Concludo questa mia prima recensione avvertendo i lettori che Ninth House non è un libro adatto ai giovani, o almeno, chi ha voglia di leggerlo deve sapere che ci sono dei trigger warnings, che potrebbero sconvolgere o rendere difficile la lettura, per chi è sensibile a tali tematiche:

  • stupro sotto l’effetto di una droga
  • stupro di un minore
  • overdose
  • morte
  • omicidi
  • spargimenti di sangue
  • tentato omicidio
  • mangiare escrementi
  • autolesionismo

Per quanto mi riguarda sono venuta a conoscenza dei trigger warnings di Ninth House mesi prima dell’uscita del libro, leggendo commenti su Twitter, e devo ammettere che il doversi aspettare un certo evento mi ha reso più ansiosa. Credo che avrei vissuto meglio la lettura di un dato avvenimento se non avessi letto prima i trigger warnings, ma ovviamente è una mia personale idea.

Concludo scrivendo che Ninth House è un libro che mi ha davvero stupita, essendo molto più di quanto avessi potuto immaginare.
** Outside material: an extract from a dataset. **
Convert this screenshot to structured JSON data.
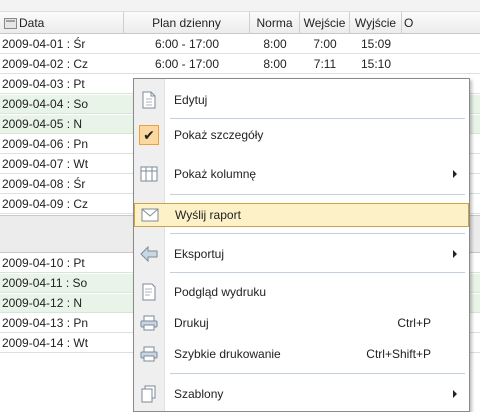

Mi ha tenuta sulle spine, mi ha fatto sobbalzare e commuovere e mi ha coinvolto moltissimo. Non vedo l’ora di leggere il seguito.